He looks more closely at the small body, both arms out stretched, face buried in its lap, legs and knees tucked under as though the boy had been kneeling. He can see only the ends of what must be one long deep slice across the boy’s throat, but even without moving the body he knows that the clothes have no blood on them. The killing has taken place somewhere else and then the boy brought here and arranged this way. He takes pictures of all this until his stomach turns.

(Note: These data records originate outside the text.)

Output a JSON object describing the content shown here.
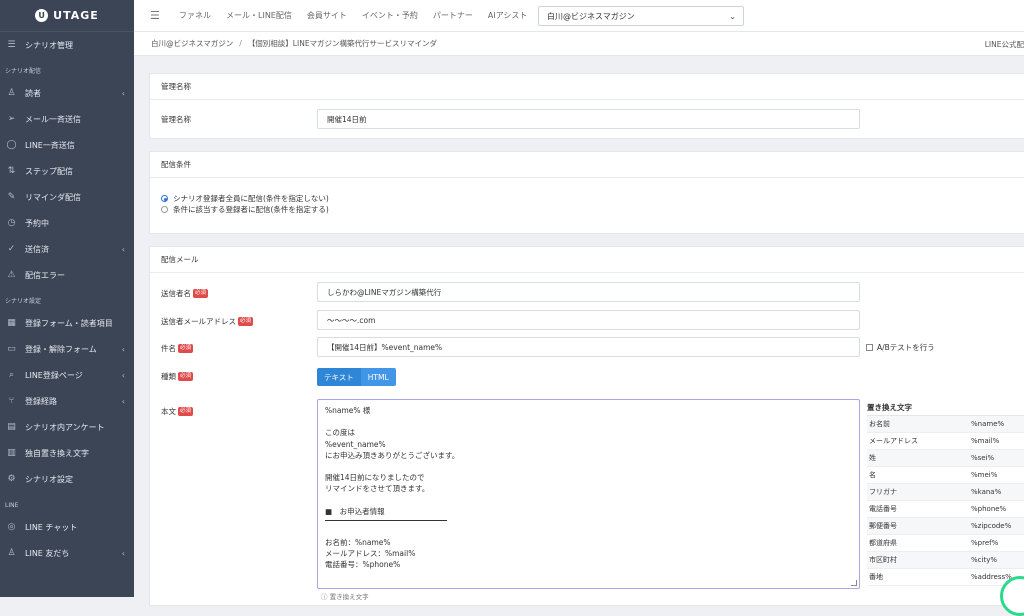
{
  "sidebar": {
    "logo": "UTAGE",
    "logo_mark": "U",
    "top_item": "シナリオ管理",
    "sections": [
      {
        "title": "シナリオ配信",
        "items": [
          {
            "label": "読者",
            "icon": "users-icon",
            "chevron": true
          },
          {
            "label": "メール一斉送信",
            "icon": "send-icon",
            "chevron": false
          },
          {
            "label": "LINE一斉送信",
            "icon": "chat-icon",
            "chevron": false
          },
          {
            "label": "ステップ配信",
            "icon": "steps-icon",
            "chevron": false
          },
          {
            "label": "リマインダ配信",
            "icon": "pencil-icon",
            "chevron": false
          },
          {
            "label": "予約中",
            "icon": "clock-icon",
            "chevron": false
          },
          {
            "label": "送信済",
            "icon": "check-icon",
            "chevron": true
          },
          {
            "label": "配信エラー",
            "icon": "warning-icon",
            "chevron": false
          }
        ]
      },
      {
        "title": "シナリオ設定",
        "items": [
          {
            "label": "登録フォーム・読者項目",
            "icon": "table-icon",
            "chevron": false
          },
          {
            "label": "登録・解除フォーム",
            "icon": "form-icon",
            "chevron": true
          },
          {
            "label": "LINE登録ページ",
            "icon": "search-icon",
            "chevron": true
          },
          {
            "label": "登録経路",
            "icon": "route-icon",
            "chevron": true
          },
          {
            "label": "シナリオ内アンケート",
            "icon": "survey-icon",
            "chevron": false
          },
          {
            "label": "独自置き換え文字",
            "icon": "doc-icon",
            "chevron": false
          },
          {
            "label": "シナリオ設定",
            "icon": "gear-icon",
            "chevron": false
          }
        ]
      },
      {
        "title": "LINE",
        "items": [
          {
            "label": "LINE チャット",
            "icon": "chat-bubbles-icon",
            "chevron": false
          },
          {
            "label": "LINE 友だち",
            "icon": "user-icon",
            "chevron": true
          }
        ]
      }
    ]
  },
  "topnav": {
    "links": [
      "ファネル",
      "メール・LINE配信",
      "会員サイト",
      "イベント・予約",
      "パートナー",
      "AIアシスト"
    ],
    "account_select": "白川@ビジネスマガジン"
  },
  "breadcrumb": {
    "items": [
      "白川@ビジネスマガジン",
      "【個別相談】LINEマガジン構築代行サービスリマインダ"
    ],
    "separator": "/",
    "right_link": "LINE公式配"
  },
  "management": {
    "header": "管理名称",
    "label": "管理名称",
    "value": "開催14日前"
  },
  "conditions": {
    "header": "配信条件",
    "options": [
      {
        "label": "シナリオ登録者全員に配信(条件を指定しない)",
        "selected": true
      },
      {
        "label": "条件に該当する登録者に配信(条件を指定する)",
        "selected": false
      }
    ]
  },
  "mail": {
    "header": "配信メール",
    "required_badge": "必須",
    "sender_name_label": "送信者名",
    "sender_name_value": "しらかわ@LINEマガジン構築代行",
    "sender_email_label": "送信者メールアドレス",
    "sender_email_value": "〜〜〜〜.com",
    "subject_label": "件名",
    "subject_value": "【開催14日前】%event_name%",
    "ab_test_label": "A/Bテストを行う",
    "type_label": "種類",
    "type_options": [
      "テキスト",
      "HTML"
    ],
    "body_label": "本文",
    "body_lines_1": [
      "%name% 様",
      "",
      "この度は",
      "%event_name%",
      "にお申込み頂きありがとうございます。",
      "",
      "開催14日前になりましたので",
      "リマインドをさせて頂きます。",
      "",
      "■　お申込者情報"
    ],
    "body_lines_2": [
      "お名前：%name%",
      "メールアドレス：%mail%",
      "電話番号：%phone%"
    ],
    "hint": "ⓘ 置き換え文字"
  },
  "replacements": {
    "title": "置き換え文字",
    "rows": [
      {
        "name": "お名前",
        "code": "%name%"
      },
      {
        "name": "メールアドレス",
        "code": "%mail%"
      },
      {
        "name": "姓",
        "code": "%sei%"
      },
      {
        "name": "名",
        "code": "%mei%"
      },
      {
        "name": "フリガナ",
        "code": "%kana%"
      },
      {
        "name": "電話番号",
        "code": "%phone%"
      },
      {
        "name": "郵便番号",
        "code": "%zipcode%"
      },
      {
        "name": "都道府県",
        "code": "%pref%"
      },
      {
        "name": "市区町村",
        "code": "%city%"
      },
      {
        "name": "番地",
        "code": "%address%"
      }
    ]
  }
}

He stands upright and takes a few steps back away from the body, taking in what was still cool of the morning air, looking around this spot. Why here? Then he sees something in the mature orchard. Nothing moving. Something in one of the peach trees. Nothing reflective. Just something out of place. He takes a step forward to find the right tree and bring it into focus. Two cars come up the driveway and turn down the road. They will stop at the yellow taped perimeter, but he needs to greet them. He’s the officer on the scene. What is he seeing? Maybe nothing. Probably nothing. He can’t even name it. It’s simply wrong. A flaw in the fabric of this reality. He takes another step towards the orchard but in the corner of his eye the first unmarked car from the county has stopped. Men are getting out. If he looks away he’ll forget this probably unnamed detail, this feeling of something escaping him, like a road sign passed too quickly to read or the name of a childhood friend. Someone speaks and he turns.

Mrs. Sneed is offering the men coffee. She carries a silver percolator pot in one hand and styrofoam cups in the other. She won’t move more than a few steps past her back porch. Hernandez glances back at the tree, looks down at his feet to see where he is standing. Why is he here? Nothing. Just the stress of the situation or something. He turns the digital camera off and goes to greet the county homicide investigation team.